[AVAILABLE RECORDS Boundary: Start]

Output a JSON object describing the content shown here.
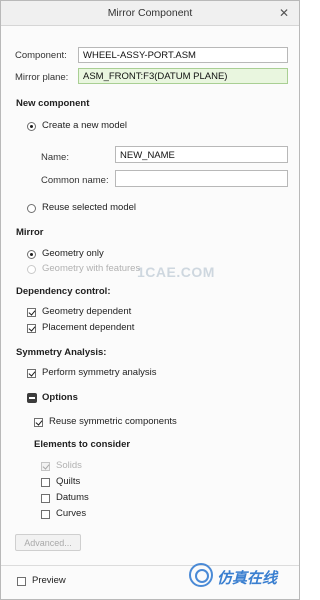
{
  "window": {
    "title": "Mirror Component"
  },
  "component": {
    "label": "Component:",
    "value": "WHEEL-ASSY-PORT.ASM"
  },
  "mirror_plane": {
    "label": "Mirror plane:",
    "value": "ASM_FRONT:F3(DATUM PLANE)"
  },
  "new_component": {
    "heading": "New component",
    "create_new": "Create a new model",
    "name_label": "Name:",
    "name_value": "NEW_NAME",
    "common_name_label": "Common name:",
    "common_name_value": "",
    "reuse": "Reuse selected model"
  },
  "mirror": {
    "heading": "Mirror",
    "geometry_only": "Geometry only",
    "geometry_with_features": "Geometry with features"
  },
  "dependency": {
    "heading": "Dependency control:",
    "geometry_dependent": "Geometry dependent",
    "placement_dependent": "Placement dependent"
  },
  "symmetry": {
    "heading": "Symmetry Analysis:",
    "perform": "Perform symmetry analysis",
    "options_heading": "Options",
    "reuse_symmetric": "Reuse symmetric components",
    "elements_heading": "Elements to consider",
    "solids": "Solids",
    "quilts": "Quilts",
    "datums": "Datums",
    "curves": "Curves",
    "advanced_button": "Advanced..."
  },
  "preview": {
    "label": "Preview"
  },
  "watermarks": {
    "main": "1CAE.COM",
    "bottom": "仿真在线"
  },
  "colors": {
    "accent_green": "#e9f6df",
    "disabled_text": "#b1b1b1",
    "watermark_blue": "#3a7fd0"
  }
}
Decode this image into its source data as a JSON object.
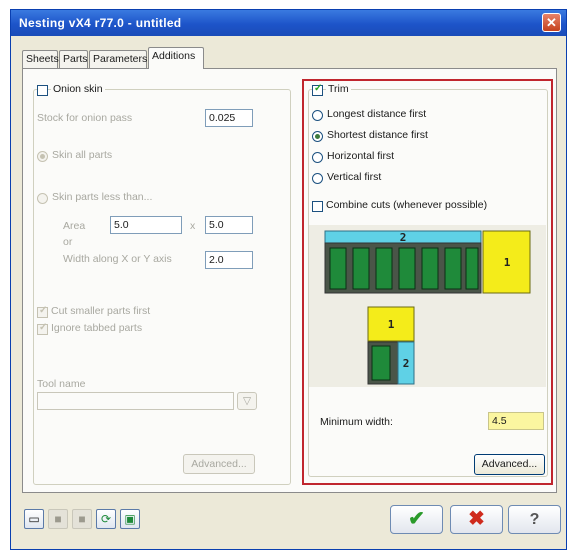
{
  "window": {
    "title": "Nesting vX4 r77.0 - untitled",
    "close_symbol": "✕"
  },
  "tabs": [
    "Sheets",
    "Parts",
    "Parameters",
    "Additions"
  ],
  "onion_skin": {
    "label": "Onion skin",
    "stock_label": "Stock for onion pass",
    "stock_value": "0.025",
    "skin_all": "Skin all parts",
    "skin_less": "Skin parts less than...",
    "area_label": "Area",
    "area_x": "5.0",
    "area_sep": "x",
    "or_label": "or",
    "width_label": "Width along X or Y axis",
    "width_value": "2.0",
    "cut_smaller": "Cut smaller parts first",
    "ignore_tabbed": "Ignore tabbed parts",
    "tool_name_label": "Tool name",
    "tool_name_value": "",
    "area_y": "5.0",
    "advanced_label": "Advanced..."
  },
  "trim": {
    "label": "Trim",
    "options": [
      "Longest distance first",
      "Shortest distance first",
      "Horizontal first",
      "Vertical first"
    ],
    "selected_option": "Shortest distance first",
    "combine_label": "Combine cuts (whenever possible)",
    "min_width_label": "Minimum width:",
    "min_width_value": "4.5",
    "advanced_label": "Advanced..."
  },
  "diagram": {
    "top_label": "2",
    "right_label": "1",
    "lower_top_label": "1",
    "lower_right_label": "2"
  },
  "bottom_bar": {
    "ok_symbol": "✔",
    "cancel_symbol": "✖",
    "help_symbol": "?"
  },
  "colors": {
    "accent_frame": "#c0262e",
    "part_green": "#1f8a3a",
    "trim_yellow": "#f4ec1a",
    "trim_cyan": "#5fd1e6"
  }
}
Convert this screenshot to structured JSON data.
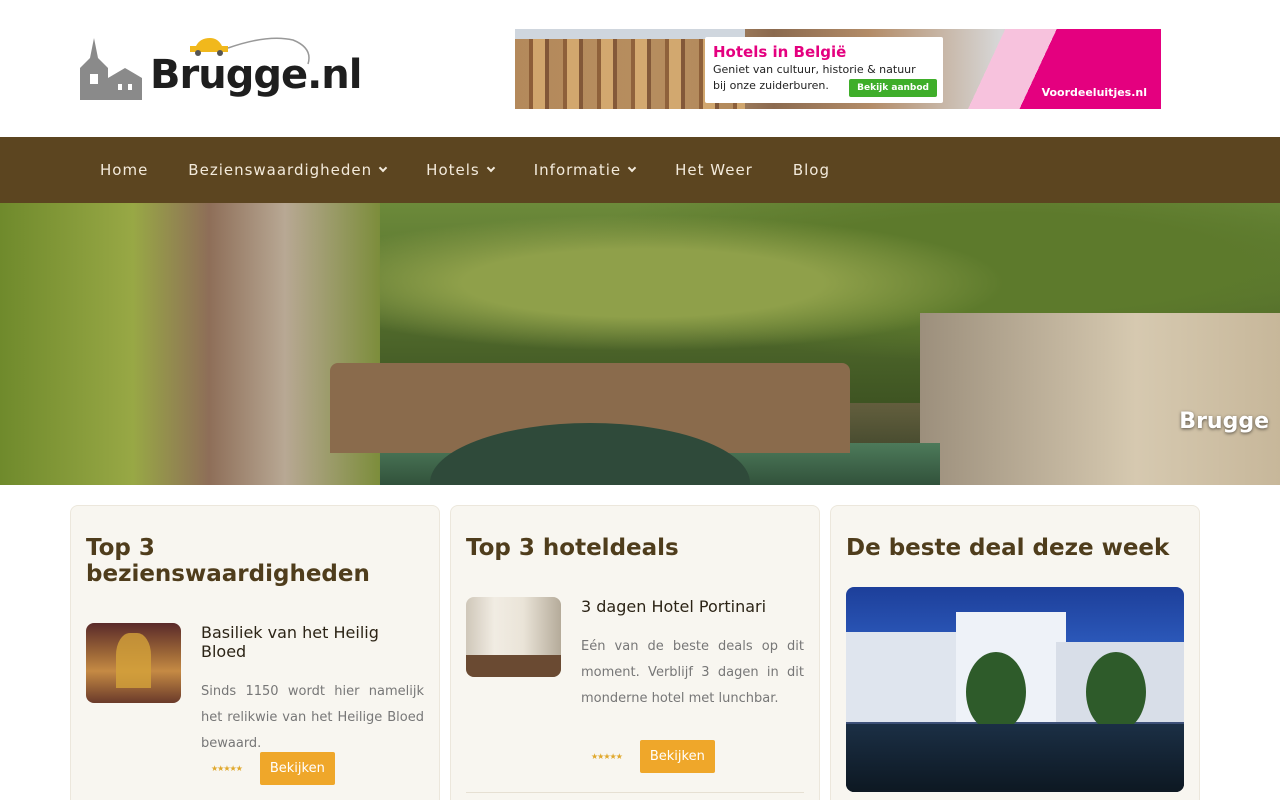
{
  "header": {
    "logo_text": "Brugge.nl",
    "banner": {
      "title": "Hotels in België",
      "line1": "Geniet van cultuur, historie & natuur",
      "line2": "bij onze zuiderburen.",
      "cta": "Bekijk aanbod",
      "brand": "Voordeeluitjes.nl"
    }
  },
  "nav": {
    "items": [
      {
        "label": "Home",
        "dropdown": false
      },
      {
        "label": "Bezienswaardigheden",
        "dropdown": true
      },
      {
        "label": "Hotels",
        "dropdown": true
      },
      {
        "label": "Informatie",
        "dropdown": true
      },
      {
        "label": "Het Weer",
        "dropdown": false
      },
      {
        "label": "Blog",
        "dropdown": false
      }
    ]
  },
  "hero": {
    "caption": "Brugge"
  },
  "cards": {
    "sights": {
      "title": "Top 3 bezienswaardigheden",
      "item": {
        "title": "Basiliek van het Heilig Bloed",
        "desc": "Sinds 1150 wordt hier namelijk het relikwie van het Heilige Bloed bewaard.",
        "stars": "★★★★★",
        "button": "Bekijken"
      }
    },
    "hotels": {
      "title": "Top 3 hoteldeals",
      "item": {
        "title": "3 dagen Hotel Portinari",
        "desc": "Eén van de beste deals op dit moment. Verblijf 3 dagen in dit monderne hotel met lunchbar.",
        "stars": "★★★★★",
        "button": "Bekijken"
      }
    },
    "deal": {
      "title": "De beste deal deze week"
    }
  },
  "colors": {
    "nav_bg": "#5c4520",
    "accent": "#efa72a",
    "heading": "#4f3d1c"
  }
}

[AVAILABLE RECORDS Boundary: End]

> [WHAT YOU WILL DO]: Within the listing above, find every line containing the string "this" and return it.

> [EXPECTED OUTPUT]:
Decode this image into its source data as a JSON object.
Convert this screenshot to structured JSON data.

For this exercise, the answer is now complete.